I needed to create a very simple bash script that required a password to be provided using keyboard and then used further in the script. Turns out, there's just a way to do it with the bash built-in function called read.
Standard user input in bash
Here's how a normal user input works: you invoke read function, pass it a variable name. A user is prompted for input by the bash script, and when input is provided it's shown (echoed) back into terminal – so you can see what you type.
First, let's create the script:
$ vi input.sh
this will be the content for our file:
#!/bin/bash echo "Type your password, please:" read PASS echo "You just typed: $PASS"
Save the file (press Esc, then type :wq) and make it executable:
$ chmod a+rx input.sh
Now we can run the script and see how it works:
$ ./input.sh Type your password, please: mypass You just typed: mypass
Works great, but seeing the typed password is not ideal. In a real world example I wouldn't be printing the password back either.
Secure keyboard input in bash
Turns out, read function supports this scenario – just update the script to this:
read -s PASS
-s is obviously short for secure.
Save the script and run it again, this time typing will not show, but later command should output our input just fine:

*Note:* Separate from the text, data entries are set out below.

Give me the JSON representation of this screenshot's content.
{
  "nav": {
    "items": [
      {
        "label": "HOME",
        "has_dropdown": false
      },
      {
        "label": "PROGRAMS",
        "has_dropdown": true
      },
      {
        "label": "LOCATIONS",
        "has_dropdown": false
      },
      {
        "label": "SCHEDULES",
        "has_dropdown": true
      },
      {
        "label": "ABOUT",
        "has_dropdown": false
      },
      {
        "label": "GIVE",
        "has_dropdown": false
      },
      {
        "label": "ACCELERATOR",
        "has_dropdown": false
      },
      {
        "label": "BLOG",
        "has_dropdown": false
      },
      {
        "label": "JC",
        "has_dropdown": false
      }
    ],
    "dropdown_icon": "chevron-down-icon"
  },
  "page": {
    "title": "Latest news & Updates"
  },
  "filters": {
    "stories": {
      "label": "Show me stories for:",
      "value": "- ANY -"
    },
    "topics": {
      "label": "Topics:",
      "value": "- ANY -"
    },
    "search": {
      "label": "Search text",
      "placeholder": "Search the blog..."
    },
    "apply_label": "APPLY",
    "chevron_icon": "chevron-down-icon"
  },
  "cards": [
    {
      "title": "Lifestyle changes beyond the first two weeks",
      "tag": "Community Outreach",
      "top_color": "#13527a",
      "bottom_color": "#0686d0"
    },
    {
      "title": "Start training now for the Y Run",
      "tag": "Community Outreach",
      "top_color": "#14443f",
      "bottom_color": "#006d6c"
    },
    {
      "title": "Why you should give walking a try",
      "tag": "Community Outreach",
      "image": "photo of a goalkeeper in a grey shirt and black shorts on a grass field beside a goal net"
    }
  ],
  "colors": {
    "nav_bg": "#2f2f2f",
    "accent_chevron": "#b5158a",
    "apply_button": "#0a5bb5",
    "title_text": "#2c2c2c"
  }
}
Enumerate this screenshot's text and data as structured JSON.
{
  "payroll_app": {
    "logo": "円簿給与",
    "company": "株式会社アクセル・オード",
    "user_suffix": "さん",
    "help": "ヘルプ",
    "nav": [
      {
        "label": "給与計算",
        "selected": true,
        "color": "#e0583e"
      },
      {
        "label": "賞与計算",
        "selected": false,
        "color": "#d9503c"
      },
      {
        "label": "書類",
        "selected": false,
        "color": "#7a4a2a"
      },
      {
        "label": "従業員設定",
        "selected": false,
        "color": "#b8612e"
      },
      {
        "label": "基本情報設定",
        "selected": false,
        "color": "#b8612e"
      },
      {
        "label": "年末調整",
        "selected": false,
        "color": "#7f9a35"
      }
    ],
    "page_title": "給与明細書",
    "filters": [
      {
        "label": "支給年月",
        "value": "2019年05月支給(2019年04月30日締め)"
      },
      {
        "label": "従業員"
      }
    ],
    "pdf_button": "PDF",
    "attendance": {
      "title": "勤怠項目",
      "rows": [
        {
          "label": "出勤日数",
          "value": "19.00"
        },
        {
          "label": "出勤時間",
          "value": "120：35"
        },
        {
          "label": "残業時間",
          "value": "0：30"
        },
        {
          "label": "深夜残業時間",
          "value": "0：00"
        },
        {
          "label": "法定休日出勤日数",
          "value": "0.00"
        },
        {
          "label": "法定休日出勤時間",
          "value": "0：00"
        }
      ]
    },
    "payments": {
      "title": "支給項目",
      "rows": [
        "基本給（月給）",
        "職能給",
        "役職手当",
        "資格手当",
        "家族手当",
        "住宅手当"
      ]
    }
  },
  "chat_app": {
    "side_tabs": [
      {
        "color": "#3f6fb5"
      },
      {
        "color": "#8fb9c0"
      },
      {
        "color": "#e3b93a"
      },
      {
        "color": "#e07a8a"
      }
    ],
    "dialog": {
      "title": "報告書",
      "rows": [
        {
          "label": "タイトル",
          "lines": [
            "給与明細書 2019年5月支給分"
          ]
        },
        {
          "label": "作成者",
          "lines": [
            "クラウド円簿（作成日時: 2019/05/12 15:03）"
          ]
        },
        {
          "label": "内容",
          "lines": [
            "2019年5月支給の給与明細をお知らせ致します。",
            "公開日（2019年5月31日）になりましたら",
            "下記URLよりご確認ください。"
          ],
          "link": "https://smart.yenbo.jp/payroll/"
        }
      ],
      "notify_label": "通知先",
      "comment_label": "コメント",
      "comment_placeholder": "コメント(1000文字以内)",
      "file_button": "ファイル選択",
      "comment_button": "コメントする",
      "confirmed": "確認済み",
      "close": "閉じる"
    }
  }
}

$ ./input.sh Type your password, please: You just typed: mypass
Pretty cool, huh?